*** Data excerpts Section Begins ***
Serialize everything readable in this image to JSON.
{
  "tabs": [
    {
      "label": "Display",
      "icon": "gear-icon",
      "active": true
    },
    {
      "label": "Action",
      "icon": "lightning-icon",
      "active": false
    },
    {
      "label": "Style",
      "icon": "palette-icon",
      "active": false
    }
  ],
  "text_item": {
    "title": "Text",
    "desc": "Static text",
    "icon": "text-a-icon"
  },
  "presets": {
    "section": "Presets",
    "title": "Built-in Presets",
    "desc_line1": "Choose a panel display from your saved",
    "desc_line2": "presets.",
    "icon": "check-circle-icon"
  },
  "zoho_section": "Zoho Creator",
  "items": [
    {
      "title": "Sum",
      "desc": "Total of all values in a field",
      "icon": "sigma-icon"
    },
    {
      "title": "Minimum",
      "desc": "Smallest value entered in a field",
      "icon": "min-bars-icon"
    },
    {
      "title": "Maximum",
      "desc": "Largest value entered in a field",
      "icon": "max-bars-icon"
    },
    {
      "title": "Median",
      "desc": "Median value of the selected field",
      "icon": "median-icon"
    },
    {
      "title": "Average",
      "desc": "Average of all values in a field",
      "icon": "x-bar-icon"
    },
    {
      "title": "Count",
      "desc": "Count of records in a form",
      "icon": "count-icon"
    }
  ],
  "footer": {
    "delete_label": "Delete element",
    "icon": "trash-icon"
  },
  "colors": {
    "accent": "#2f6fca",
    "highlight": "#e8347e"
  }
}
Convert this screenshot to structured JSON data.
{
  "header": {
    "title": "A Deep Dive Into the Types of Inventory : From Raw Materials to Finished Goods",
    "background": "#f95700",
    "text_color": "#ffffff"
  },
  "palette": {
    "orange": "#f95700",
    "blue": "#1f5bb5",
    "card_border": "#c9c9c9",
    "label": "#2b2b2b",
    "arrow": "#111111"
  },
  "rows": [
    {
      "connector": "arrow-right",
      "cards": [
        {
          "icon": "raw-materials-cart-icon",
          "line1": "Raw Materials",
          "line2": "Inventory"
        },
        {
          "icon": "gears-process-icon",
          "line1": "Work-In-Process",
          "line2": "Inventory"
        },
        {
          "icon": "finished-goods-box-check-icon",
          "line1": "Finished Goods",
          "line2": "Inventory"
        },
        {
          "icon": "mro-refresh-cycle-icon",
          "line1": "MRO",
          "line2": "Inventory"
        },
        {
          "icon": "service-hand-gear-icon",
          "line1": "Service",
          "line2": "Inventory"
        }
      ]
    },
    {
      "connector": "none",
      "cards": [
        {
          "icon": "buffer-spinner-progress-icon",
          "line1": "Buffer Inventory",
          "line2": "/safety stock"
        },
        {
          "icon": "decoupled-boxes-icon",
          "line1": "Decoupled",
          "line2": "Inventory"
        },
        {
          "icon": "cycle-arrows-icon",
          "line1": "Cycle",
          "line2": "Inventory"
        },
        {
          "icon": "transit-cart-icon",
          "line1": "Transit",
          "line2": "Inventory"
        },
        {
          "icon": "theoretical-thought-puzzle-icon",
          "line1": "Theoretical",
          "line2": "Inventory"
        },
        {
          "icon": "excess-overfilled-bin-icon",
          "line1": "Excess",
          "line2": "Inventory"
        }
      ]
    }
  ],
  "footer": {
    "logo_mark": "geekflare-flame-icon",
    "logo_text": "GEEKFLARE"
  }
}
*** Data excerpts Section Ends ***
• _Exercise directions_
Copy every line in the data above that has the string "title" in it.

• _Response_
    "title": "Text",
    "title": "Built-in Presets",
      "title": "Sum",
      "title": "Minimum",
      "title": "Maximum",
      "title": "Median",
      "title": "Average",
      "title": "Count",
    "title": "A Deep Dive Into the Types of Inventory : From Raw Materials to Finished Goods",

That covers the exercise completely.